It's necessary to constantly remind ourselves that we are not an abomination.
|Franklin, from "Peanuts"|
There's a phrase that many of you may have heard: "Race is a social construct," meaning, race is not biological--indeed, science has determined that true human variation (statistically speaking) is virtually non-existent--skin pigmentation is simply a matter of the amount of melanin one possesses. Racial difference is socially constructed--society determines it and creates categories/classifications called "race." We have seen, in many of our texts (as well as in many of the photos I have posted), individuals categorized as "black" but who, in terms of phenotype, are racially indeterminate. Why, then, do we persist in our use of phenotype to judge "blackness" in all its variations? Why do we add to that discussions of intellectual capability and moral rectitude?
We say that race is "socially constructed...meaningless...we are the world.."and all that jazz--but the truth is, society does not live out the ethos of racial "blindness." Color prejudice persists, racism persists, and injustice persists. When I put your words on the blackboard the other day, what emerged was a medley of ideas of what constituted blackness.
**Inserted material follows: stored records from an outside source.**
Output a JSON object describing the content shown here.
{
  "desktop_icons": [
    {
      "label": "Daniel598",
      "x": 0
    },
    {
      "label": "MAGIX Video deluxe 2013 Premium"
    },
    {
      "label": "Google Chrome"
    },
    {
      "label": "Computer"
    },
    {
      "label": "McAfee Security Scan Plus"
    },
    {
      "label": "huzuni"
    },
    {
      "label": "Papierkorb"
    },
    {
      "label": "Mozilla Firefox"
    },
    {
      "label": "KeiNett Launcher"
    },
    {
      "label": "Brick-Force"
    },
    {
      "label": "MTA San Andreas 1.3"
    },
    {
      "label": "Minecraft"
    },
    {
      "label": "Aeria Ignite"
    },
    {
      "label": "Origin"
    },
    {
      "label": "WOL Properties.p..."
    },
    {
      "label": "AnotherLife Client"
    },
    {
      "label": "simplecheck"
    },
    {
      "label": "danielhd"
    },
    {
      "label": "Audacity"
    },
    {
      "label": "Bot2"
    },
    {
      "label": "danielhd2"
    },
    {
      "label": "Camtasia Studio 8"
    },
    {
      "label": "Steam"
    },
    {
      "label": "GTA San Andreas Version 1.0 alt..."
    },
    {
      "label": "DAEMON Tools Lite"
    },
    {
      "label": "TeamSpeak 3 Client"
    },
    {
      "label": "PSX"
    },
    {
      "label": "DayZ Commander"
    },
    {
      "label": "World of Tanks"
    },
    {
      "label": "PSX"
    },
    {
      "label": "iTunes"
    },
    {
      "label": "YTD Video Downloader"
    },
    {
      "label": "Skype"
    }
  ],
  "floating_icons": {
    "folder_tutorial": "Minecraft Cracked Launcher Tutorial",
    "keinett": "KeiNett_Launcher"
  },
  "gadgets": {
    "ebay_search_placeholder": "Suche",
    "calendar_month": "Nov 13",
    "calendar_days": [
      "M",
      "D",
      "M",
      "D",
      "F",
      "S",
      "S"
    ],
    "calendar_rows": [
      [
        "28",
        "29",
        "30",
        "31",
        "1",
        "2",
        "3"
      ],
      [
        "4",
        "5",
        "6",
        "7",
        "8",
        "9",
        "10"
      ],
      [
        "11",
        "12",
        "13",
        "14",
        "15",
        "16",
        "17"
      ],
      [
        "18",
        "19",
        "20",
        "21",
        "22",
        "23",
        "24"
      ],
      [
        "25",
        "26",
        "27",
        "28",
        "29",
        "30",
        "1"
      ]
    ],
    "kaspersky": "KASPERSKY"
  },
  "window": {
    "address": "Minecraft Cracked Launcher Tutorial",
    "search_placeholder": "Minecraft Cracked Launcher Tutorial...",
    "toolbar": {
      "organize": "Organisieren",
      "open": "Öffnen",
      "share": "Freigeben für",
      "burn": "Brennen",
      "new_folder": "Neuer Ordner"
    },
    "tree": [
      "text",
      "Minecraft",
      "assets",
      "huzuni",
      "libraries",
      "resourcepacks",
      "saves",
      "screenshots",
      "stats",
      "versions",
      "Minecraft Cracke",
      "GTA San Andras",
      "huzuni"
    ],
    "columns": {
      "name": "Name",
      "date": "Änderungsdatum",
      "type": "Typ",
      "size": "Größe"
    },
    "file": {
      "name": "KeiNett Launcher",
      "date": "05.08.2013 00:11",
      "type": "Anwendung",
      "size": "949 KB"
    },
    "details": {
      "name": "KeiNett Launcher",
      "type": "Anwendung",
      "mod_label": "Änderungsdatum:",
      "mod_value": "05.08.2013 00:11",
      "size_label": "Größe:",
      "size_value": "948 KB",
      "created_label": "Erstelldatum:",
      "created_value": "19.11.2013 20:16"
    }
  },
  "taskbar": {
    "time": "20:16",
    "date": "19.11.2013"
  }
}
I want you to reflect on the meaning of "blackness" as you define it, but incorporating into your response one or two of the texts we have read during the course of the semester, including the Riggs film, Black Is...Black Ain't.
|Valerie, from "Josie and the Pussycats"|
I would like for you to have these reflection papers ready for me by Tuesday, 4/5.